How we respond to environmental impact in our lives is called our behavior. If for example we have the same environmental impact in our lives, (absent loved one) and we continue to behave the same (emotional reaction), we will continue to send the same messages to the DNA. If this happens the genetic expression sends the same messages to the brain, in effect creating a feedback loop. Unless we make a conscious decision to change the way we think, (here's where it gets tricky) we will continue to behave exactly as the chemical program dictates.
When we become aware of our actions, and consciously choose to overide the chemical program, then we can change our genetic expression.
This in effect is the process by which evolution is begun, with a change in behavior. The sticky part is consciousness. How is it proven? Our consciousness is the precursor to our cognitive function. Often known as awareness or perception. So how we preceive our environment dictates neuro-pathway initiation and its subsequent chemical emotional response.
If we continue to preceive an experience the same in our lives we will continue to think the same way. If we continue to think the same way we will continue to emote the same way, thereby sending the same chemical messages to the body and feedback to the brain. Eventually we have to jump over the rut, and change the perception, change the thought, change the response.
Templeton
 
Posts: 447

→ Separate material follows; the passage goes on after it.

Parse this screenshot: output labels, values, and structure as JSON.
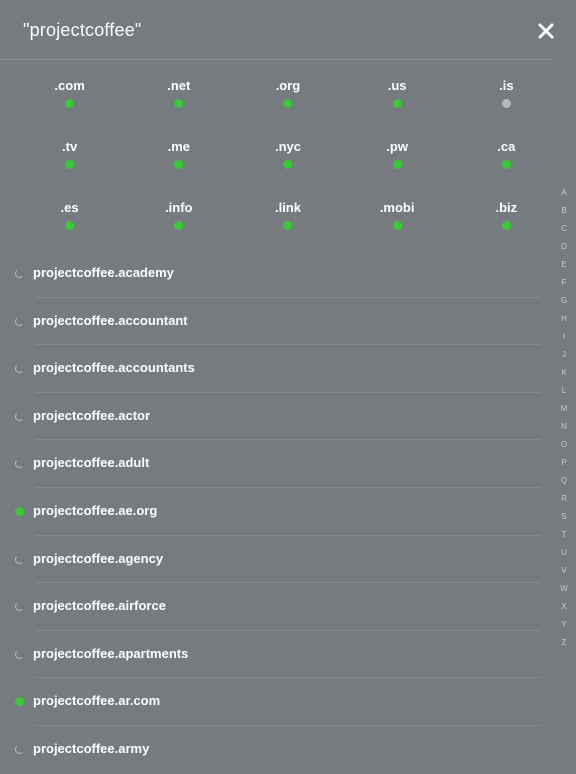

Country: USA
United States (us)
Print view this post

Re: Women who wait and turn to stone

#18  Postby Gallstones » Aug 04, 2010 2:33 am

Sounds good Templeton, and plausible----except for the DNA part.

DNA reading. Messages sent to DNA.
Gallstones
 
Posts: 11908

Country: USA!
United States (us)
Print view this post

Re: Women who wait and turn to stone

#19  Postby Templeton » Aug 04, 2010 6:13 am

Gallstones wrote:Sounds good Templeton, and plausible----except for the DNA part.

DNA reading. Messages sent to DNA.


Well, there was a rather broad amount of information to pack in to a couple paragraphs.

Perhaps I should have stated that the genetic code is within the DNA. The body communicates through neuro-chemical messengers, from the brain to the genes in a feedback loop back to the brain.
Better? :think:
Templeton
 
Posts: 447

Country: USA
United States (us)
Print view this post

Re: Women who wait and turn to stone

#20  Postby Gallstones » Aug 04, 2010 6:41 am

Templeton wrote:
Gallstones wrote:Sounds good Templeton, and plausible----except for the DNA part.

DNA reading. Messages sent to DNA.


Well, there was a rather broad amount of information to pack in to a couple paragraphs.

Perhaps I should have stated that the genetic code is within the DNA. The body communicates through neuro-chemical messengers, from the brain to the genes in a feedback loop back to the brain.
Better? :think:


I think most of us understand what DNA is and what it does. The rest was very interesting.
I am appreciating your contributions to the topics.
Gallstones
 
Posts: 11908

Country: USA!
United States (us)
Print view this post

Next

Return to Social Sciences & Humanities

Who is online

Users viewing this topic: No registered users and 1 guest